5. Look for opportunities for other brand ambassadors

Are there other people in your company who should be attending networking events or becoming members of different organizations? Do they know they have a budget to do this? Do they have key networking skills? Do they know how to walk into a room solo, make a good first impression, engage in small talk and carry on a conversation? Does your team know how to explain what your company does without it sounding like a sales pitch? These can all be learned, so send people out prepared.

6. Send them out to build relationships

Most people are uncomfortable with transactional networking. Instead of saying, “I want you to go to this event, meet as many people as you can and bring back some leads”, explain that you’d like them to “go to the event, meet some folks, learn something about them and come back and share what you’ve learned.”

7. Ask, “What happened?”

You or your employee spent precious time attending a networking event or conference, so debriefing is important. The questions to ask include: What should you do next to advance the relationship with the people you have met? Should we be more involved in the organization that hosted the event? What’s our next step? Our Shepa Learning Company Follow-up Checklist is a helpful tool.

8. Measure the results

Most important, throughout the year and at your fiscal year-end, assess what has happened as a result of putting networking into your business plan.

“If you can not measure it, you can not improve it.” ?William Thomson, Lord Kelvin, mathematical physicist

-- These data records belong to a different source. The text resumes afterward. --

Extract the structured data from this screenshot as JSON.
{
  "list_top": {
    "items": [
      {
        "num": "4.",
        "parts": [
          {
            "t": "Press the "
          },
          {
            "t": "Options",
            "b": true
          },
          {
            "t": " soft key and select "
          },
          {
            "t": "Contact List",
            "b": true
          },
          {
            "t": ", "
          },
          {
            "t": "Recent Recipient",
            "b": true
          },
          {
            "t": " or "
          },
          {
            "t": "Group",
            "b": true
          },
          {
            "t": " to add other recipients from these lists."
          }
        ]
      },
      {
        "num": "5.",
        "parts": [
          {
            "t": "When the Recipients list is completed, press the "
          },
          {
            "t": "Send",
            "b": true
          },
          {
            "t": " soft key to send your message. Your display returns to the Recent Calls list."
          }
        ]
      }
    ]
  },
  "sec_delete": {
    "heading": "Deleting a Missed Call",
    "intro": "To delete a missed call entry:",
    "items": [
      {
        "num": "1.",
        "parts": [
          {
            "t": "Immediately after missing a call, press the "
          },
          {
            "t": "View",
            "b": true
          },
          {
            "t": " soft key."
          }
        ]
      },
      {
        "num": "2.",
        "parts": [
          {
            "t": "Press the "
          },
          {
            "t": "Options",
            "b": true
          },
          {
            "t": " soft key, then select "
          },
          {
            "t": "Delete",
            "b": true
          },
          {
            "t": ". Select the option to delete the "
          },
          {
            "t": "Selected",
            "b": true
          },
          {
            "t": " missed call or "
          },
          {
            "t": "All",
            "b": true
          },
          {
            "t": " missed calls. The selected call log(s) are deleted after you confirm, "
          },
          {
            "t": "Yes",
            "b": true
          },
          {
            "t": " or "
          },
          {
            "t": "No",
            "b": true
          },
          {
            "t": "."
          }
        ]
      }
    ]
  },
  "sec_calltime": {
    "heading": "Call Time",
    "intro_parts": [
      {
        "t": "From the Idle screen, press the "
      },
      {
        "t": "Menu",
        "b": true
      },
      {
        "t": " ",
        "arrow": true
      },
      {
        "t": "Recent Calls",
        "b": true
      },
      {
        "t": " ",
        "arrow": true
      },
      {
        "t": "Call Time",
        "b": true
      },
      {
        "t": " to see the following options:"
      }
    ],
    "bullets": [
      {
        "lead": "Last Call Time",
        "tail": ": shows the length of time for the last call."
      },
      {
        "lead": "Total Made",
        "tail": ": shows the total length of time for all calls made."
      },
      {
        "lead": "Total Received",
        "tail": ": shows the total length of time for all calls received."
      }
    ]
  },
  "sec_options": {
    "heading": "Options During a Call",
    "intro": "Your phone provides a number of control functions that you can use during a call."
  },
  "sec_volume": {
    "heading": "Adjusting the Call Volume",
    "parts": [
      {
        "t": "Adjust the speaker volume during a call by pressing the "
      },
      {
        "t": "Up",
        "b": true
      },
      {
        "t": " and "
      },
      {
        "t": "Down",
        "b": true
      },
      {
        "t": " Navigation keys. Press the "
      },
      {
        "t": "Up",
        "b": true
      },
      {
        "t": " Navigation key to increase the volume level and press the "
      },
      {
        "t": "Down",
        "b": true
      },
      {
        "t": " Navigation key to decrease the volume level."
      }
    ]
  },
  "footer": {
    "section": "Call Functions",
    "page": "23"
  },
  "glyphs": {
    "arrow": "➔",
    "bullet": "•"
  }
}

Gayle Hallgren-Rezac, Judy Thomson and Darcy Rezac, principals of Shepa Learning Company, are keynote speakers and authors of Work the Pond! Use the Power of Positive Networking to Leap Forward in Work and Life (Penguin/Prentice Hall). They teach the skills of networking and communication to corporate clients, universities and business associations. Please sign up for their free weekly networking tip; it’s always under 200 words.